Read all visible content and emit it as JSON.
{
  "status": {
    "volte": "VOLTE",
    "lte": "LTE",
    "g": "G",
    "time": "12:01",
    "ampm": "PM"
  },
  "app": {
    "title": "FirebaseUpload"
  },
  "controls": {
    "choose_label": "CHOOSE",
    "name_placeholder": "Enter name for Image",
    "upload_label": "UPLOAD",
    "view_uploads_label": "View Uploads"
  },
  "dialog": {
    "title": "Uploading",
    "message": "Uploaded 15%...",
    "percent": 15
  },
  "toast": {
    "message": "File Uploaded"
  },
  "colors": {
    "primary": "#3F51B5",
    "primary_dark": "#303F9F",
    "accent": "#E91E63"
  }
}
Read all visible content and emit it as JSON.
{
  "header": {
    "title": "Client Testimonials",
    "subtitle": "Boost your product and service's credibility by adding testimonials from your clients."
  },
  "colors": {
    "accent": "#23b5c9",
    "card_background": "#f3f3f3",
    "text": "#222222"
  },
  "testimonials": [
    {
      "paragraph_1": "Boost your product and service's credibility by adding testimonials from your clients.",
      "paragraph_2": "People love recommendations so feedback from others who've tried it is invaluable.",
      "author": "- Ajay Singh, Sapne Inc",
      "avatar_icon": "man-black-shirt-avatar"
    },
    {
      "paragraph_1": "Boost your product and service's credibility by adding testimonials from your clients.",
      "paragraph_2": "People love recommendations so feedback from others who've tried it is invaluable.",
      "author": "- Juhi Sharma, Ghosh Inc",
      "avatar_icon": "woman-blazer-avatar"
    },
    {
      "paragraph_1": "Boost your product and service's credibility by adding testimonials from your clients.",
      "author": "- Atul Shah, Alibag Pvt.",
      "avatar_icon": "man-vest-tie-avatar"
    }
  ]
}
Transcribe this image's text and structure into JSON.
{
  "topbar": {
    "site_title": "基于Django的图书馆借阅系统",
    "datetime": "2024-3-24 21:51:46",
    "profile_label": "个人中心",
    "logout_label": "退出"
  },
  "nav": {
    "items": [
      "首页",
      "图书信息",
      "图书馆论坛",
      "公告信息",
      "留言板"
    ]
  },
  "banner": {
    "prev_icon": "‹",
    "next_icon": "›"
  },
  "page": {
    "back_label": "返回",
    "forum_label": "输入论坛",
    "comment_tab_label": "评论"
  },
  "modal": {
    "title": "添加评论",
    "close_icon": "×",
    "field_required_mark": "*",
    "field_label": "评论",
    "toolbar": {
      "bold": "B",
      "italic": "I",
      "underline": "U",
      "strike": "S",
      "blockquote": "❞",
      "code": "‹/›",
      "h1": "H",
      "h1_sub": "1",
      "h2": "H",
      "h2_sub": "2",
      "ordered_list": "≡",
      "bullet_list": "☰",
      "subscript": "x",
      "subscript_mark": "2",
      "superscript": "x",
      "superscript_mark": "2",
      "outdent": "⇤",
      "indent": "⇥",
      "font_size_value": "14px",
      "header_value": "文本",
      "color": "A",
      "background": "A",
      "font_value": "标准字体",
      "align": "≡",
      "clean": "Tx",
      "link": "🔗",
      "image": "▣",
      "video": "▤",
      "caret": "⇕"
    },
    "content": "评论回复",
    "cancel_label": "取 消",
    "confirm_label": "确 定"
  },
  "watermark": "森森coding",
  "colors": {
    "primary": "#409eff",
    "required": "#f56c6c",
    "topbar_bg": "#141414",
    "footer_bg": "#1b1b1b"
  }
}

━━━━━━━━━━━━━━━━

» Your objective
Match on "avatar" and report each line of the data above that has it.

» Expected answer
      "avatar_icon": "man-black-shirt-avatar"
      "avatar_icon": "woman-blazer-avatar"
      "avatar_icon": "man-vest-tie-avatar"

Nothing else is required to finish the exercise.